- _Assignment_: Extract all lines in the data that contain the word "Price".

- _Material supplied_:
* * * * * * * * *
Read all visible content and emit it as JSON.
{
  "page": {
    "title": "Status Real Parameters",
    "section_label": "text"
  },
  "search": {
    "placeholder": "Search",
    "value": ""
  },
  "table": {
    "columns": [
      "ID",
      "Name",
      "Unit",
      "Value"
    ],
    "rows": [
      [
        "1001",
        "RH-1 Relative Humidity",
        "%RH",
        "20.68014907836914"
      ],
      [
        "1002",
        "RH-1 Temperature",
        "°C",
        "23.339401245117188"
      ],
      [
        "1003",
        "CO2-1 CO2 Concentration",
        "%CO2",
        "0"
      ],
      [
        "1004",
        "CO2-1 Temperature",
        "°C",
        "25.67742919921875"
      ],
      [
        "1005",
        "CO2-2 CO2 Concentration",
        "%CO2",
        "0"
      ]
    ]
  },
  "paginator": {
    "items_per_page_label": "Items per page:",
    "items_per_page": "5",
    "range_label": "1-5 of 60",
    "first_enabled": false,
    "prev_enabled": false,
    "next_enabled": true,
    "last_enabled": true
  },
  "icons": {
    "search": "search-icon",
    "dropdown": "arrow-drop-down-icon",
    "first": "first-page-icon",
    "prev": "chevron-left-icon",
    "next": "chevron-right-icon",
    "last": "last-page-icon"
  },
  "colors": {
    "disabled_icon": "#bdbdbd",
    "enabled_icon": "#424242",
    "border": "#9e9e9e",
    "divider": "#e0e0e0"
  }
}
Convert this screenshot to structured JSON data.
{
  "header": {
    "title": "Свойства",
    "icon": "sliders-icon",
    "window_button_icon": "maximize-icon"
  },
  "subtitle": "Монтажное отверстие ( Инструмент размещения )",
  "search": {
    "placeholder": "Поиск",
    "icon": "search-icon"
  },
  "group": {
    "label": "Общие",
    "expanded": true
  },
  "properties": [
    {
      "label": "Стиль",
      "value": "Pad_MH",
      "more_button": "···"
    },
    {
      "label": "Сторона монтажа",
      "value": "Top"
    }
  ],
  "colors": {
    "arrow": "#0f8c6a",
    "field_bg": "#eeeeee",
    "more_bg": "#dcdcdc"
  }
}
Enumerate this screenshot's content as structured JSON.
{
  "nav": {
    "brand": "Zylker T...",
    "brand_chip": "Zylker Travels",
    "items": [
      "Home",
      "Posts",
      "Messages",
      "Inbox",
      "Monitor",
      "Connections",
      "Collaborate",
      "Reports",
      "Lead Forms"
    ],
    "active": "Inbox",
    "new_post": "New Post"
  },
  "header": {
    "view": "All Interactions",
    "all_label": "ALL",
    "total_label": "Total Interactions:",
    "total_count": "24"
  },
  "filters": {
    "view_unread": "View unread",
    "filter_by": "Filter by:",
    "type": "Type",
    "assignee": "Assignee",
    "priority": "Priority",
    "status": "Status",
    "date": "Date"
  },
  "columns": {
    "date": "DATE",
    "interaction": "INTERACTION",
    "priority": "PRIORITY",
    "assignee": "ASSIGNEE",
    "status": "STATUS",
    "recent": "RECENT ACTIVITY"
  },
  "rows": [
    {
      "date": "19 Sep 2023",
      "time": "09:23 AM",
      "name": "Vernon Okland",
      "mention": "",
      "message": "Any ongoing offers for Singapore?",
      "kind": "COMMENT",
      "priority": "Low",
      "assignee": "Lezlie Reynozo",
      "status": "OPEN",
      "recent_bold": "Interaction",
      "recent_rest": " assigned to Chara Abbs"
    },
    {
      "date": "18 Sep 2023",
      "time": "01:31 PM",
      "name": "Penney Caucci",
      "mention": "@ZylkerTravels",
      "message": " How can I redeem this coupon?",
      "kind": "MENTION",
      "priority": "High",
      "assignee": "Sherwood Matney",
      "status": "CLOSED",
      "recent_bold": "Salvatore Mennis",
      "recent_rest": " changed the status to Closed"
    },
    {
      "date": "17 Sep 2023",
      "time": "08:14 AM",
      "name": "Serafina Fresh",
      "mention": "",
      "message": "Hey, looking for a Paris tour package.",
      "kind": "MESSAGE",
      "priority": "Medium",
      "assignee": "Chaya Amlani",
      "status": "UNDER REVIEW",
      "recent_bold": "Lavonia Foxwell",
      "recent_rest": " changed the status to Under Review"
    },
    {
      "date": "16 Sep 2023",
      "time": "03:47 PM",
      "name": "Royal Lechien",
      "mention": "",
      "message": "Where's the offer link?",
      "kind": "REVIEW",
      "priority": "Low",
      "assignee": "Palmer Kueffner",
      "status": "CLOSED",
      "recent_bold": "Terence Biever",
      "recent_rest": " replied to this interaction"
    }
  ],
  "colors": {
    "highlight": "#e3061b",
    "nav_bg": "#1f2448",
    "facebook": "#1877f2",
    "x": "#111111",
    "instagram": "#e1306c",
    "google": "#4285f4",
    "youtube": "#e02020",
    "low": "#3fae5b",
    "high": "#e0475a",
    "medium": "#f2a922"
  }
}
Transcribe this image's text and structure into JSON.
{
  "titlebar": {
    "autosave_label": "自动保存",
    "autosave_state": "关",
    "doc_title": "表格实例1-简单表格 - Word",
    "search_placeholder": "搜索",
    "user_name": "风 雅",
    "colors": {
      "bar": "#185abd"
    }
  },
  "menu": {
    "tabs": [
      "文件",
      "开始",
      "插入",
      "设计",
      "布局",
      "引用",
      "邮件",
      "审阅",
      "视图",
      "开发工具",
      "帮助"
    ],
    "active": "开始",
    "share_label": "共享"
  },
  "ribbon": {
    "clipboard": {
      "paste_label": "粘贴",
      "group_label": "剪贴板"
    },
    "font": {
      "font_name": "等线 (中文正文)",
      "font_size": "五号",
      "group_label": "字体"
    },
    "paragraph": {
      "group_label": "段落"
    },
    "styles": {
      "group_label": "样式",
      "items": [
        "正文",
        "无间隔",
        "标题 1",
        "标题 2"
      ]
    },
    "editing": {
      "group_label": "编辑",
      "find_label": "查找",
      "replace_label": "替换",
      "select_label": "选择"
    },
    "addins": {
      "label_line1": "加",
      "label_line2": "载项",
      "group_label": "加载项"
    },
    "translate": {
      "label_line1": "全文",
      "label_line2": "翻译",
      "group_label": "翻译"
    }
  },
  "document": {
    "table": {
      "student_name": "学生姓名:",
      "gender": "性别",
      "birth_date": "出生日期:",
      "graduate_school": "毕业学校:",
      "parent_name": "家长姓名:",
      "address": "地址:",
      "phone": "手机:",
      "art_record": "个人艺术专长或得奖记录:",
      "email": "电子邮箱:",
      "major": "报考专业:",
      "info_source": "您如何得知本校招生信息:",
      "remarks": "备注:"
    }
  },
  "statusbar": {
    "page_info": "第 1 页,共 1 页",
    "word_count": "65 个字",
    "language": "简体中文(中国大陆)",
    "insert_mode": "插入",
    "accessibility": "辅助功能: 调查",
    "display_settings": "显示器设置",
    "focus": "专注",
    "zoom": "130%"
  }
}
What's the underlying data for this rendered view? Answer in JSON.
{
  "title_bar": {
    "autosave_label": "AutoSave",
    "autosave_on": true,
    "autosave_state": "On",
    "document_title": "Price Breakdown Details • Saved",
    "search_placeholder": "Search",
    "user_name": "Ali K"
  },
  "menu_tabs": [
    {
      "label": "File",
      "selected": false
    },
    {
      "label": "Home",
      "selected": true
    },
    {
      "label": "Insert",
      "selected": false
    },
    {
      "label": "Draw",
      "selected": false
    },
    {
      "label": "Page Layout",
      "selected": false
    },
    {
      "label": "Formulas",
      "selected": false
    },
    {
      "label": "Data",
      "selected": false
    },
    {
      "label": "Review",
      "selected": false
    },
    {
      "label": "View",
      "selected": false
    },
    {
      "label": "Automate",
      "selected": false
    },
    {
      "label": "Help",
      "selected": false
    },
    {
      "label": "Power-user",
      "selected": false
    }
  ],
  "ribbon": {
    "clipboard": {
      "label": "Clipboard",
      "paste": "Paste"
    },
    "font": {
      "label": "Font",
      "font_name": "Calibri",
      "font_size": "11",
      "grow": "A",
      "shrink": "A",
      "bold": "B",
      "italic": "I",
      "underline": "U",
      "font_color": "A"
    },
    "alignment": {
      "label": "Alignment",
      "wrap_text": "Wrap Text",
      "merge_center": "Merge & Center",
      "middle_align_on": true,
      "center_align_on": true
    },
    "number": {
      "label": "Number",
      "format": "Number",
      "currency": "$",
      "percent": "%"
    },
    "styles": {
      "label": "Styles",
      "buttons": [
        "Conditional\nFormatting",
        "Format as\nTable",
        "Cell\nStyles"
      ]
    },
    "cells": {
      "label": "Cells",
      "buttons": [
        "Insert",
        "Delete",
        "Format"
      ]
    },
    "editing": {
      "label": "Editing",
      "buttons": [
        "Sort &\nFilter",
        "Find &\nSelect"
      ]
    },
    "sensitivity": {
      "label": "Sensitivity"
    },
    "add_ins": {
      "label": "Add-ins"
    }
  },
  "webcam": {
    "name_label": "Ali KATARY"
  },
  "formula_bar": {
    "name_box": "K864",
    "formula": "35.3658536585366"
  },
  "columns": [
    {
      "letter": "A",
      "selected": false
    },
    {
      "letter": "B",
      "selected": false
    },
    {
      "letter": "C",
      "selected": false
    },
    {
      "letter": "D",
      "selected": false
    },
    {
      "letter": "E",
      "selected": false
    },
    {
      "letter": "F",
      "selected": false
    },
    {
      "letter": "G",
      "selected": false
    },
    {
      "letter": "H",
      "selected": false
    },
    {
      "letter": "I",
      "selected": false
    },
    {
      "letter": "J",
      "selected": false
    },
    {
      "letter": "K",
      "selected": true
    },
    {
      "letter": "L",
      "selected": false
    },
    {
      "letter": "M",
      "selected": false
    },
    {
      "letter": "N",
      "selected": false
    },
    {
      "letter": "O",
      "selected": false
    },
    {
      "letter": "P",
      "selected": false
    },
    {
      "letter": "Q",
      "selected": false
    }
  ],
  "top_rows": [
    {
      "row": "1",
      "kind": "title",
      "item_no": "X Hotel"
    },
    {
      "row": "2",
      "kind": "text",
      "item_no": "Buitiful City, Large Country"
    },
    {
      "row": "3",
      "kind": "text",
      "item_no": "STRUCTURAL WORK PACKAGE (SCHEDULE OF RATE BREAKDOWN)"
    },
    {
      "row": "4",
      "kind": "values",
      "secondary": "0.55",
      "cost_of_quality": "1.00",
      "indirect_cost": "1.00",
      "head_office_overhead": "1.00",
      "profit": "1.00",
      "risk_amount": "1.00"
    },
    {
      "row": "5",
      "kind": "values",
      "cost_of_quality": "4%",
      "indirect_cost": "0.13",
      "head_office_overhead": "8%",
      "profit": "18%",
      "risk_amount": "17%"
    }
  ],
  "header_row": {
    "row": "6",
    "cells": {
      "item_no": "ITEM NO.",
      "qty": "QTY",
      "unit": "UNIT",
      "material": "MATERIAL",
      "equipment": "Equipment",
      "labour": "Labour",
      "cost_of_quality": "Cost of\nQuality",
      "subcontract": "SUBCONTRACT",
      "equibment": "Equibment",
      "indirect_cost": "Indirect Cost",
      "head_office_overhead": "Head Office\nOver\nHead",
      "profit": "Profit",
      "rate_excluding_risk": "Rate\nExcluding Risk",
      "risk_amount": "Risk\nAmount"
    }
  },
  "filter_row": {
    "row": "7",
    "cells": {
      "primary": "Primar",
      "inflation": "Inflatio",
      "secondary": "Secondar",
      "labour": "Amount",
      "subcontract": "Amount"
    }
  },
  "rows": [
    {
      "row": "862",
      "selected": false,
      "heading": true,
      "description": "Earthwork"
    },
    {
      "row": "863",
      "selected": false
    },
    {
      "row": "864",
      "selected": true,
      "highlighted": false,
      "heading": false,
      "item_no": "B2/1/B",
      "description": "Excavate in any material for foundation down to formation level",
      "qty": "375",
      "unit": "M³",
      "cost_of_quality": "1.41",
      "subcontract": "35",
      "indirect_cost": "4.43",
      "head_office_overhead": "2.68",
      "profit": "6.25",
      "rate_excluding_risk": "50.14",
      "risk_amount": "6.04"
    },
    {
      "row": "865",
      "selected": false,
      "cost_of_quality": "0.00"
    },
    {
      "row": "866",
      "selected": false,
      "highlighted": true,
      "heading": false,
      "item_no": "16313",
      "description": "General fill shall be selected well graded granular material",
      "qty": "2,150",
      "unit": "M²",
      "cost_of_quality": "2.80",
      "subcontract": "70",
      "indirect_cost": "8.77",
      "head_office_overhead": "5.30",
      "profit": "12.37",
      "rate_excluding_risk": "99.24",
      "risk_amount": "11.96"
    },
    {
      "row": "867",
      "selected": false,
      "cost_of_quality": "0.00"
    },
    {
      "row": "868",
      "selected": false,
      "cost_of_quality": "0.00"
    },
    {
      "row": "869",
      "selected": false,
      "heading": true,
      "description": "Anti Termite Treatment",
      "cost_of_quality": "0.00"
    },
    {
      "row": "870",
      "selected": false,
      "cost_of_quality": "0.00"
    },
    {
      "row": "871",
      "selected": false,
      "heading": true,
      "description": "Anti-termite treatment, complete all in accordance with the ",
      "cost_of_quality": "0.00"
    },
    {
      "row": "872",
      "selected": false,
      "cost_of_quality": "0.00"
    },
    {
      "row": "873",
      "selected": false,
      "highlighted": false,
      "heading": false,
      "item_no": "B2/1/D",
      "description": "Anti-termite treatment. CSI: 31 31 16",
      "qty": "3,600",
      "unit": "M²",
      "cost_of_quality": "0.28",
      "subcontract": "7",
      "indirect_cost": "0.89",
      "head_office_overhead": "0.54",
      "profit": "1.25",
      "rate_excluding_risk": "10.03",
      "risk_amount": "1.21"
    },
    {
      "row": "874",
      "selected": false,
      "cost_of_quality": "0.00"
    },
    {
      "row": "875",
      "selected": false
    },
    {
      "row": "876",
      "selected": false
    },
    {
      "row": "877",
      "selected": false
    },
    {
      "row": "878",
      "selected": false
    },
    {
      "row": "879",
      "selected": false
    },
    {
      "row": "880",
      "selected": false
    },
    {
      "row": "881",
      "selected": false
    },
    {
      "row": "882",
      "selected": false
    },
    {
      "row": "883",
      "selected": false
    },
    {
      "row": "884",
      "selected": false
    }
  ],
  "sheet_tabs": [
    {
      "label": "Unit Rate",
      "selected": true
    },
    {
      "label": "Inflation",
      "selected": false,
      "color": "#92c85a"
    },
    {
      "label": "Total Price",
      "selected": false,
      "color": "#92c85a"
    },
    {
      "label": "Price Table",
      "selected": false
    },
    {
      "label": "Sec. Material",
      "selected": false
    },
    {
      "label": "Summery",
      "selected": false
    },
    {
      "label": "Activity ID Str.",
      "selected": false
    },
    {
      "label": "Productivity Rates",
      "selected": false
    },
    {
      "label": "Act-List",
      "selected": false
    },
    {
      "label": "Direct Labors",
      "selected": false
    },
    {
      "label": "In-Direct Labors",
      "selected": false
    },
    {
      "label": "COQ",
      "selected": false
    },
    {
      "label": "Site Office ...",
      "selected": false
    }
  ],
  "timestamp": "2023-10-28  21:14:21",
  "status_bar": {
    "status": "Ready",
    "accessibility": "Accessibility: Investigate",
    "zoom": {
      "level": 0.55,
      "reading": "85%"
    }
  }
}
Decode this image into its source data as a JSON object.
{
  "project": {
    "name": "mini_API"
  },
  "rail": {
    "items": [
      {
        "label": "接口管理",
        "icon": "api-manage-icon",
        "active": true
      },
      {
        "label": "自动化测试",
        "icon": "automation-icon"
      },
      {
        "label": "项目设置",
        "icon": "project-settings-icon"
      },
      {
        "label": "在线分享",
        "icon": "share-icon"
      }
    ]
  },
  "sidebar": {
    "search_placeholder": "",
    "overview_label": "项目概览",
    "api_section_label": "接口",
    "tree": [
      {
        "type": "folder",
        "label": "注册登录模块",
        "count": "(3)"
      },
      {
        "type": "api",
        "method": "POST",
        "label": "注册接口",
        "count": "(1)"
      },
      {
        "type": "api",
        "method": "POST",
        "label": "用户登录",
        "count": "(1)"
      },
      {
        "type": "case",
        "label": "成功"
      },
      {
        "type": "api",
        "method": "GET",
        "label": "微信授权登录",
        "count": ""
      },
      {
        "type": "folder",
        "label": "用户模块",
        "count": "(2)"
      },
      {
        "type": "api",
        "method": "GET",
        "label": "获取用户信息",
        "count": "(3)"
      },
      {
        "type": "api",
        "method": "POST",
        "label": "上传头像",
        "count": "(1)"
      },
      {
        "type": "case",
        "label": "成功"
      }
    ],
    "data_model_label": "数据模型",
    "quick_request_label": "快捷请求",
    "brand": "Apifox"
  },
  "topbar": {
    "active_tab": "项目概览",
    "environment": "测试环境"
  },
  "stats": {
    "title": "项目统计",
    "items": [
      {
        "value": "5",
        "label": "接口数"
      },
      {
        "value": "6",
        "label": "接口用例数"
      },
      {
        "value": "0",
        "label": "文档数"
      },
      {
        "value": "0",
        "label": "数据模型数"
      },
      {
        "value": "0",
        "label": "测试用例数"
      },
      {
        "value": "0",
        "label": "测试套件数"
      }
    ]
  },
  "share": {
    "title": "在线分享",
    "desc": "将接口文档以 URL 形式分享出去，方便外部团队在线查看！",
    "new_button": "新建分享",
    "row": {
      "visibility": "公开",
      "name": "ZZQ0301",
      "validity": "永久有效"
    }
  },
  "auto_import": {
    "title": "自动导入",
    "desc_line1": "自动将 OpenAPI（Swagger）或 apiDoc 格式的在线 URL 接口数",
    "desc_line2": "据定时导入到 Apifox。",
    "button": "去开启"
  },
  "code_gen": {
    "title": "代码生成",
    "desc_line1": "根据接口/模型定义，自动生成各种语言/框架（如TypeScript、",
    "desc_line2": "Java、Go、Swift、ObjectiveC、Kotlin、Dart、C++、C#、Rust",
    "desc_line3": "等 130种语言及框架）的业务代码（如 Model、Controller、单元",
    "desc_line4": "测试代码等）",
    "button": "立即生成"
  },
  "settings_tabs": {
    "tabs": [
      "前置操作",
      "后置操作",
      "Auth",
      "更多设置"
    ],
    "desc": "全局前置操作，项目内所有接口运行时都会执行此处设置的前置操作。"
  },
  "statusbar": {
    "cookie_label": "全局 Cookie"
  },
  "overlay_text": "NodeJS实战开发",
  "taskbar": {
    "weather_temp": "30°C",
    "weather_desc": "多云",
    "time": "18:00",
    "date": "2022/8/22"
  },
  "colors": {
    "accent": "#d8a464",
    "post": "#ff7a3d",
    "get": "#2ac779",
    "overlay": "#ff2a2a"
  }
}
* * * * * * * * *
- _The completed task_:
    "document_title": "Price Breakdown Details • Saved",
      "label": "Total Price",
      "label": "Price Table",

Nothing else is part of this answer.